++++ DATASET CONTENT

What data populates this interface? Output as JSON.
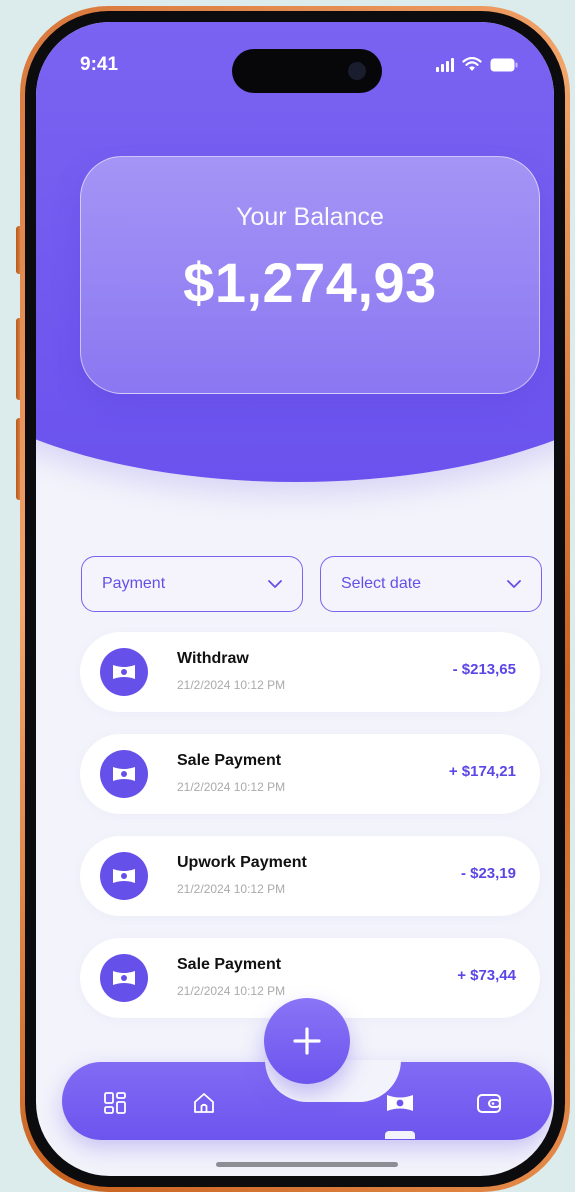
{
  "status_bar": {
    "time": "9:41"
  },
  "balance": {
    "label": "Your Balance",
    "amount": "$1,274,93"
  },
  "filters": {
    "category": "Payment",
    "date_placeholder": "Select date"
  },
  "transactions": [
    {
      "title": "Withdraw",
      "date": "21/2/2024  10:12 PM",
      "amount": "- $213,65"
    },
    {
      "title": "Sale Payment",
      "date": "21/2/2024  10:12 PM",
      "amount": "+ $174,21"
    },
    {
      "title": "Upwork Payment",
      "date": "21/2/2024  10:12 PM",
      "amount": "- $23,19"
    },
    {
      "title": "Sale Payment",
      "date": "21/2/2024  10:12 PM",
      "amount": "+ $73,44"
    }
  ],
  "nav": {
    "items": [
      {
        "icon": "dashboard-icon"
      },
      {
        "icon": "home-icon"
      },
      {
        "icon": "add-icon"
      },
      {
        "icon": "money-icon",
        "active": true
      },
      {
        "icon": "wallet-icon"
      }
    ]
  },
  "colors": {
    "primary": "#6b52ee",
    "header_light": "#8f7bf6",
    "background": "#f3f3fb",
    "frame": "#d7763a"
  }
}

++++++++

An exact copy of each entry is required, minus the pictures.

FINAL ANSWER –
What data populates this interface? Output as JSON.
{
  "status_bar": {
    "time": "9:41"
  },
  "balance": {
    "label": "Your Balance",
    "amount": "$1,274,93"
  },
  "filters": {
    "category": "Payment",
    "date_placeholder": "Select date"
  },
  "transactions": [
    {
      "title": "Withdraw",
      "date": "21/2/2024  10:12 PM",
      "amount": "- $213,65"
    },
    {
      "title": "Sale Payment",
      "date": "21/2/2024  10:12 PM",
      "amount": "+ $174,21"
    },
    {
      "title": "Upwork Payment",
      "date": "21/2/2024  10:12 PM",
      "amount": "- $23,19"
    },
    {
      "title": "Sale Payment",
      "date": "21/2/2024  10:12 PM",
      "amount": "+ $73,44"
    }
  ],
  "nav": {
    "items": [
      {
        "icon": "dashboard-icon"
      },
      {
        "icon": "home-icon"
      },
      {
        "icon": "add-icon"
      },
      {
        "icon": "money-icon",
        "active": true
      },
      {
        "icon": "wallet-icon"
      }
    ]
  },
  "colors": {
    "primary": "#6b52ee",
    "header_light": "#8f7bf6",
    "background": "#f3f3fb",
    "frame": "#d7763a"
  }
}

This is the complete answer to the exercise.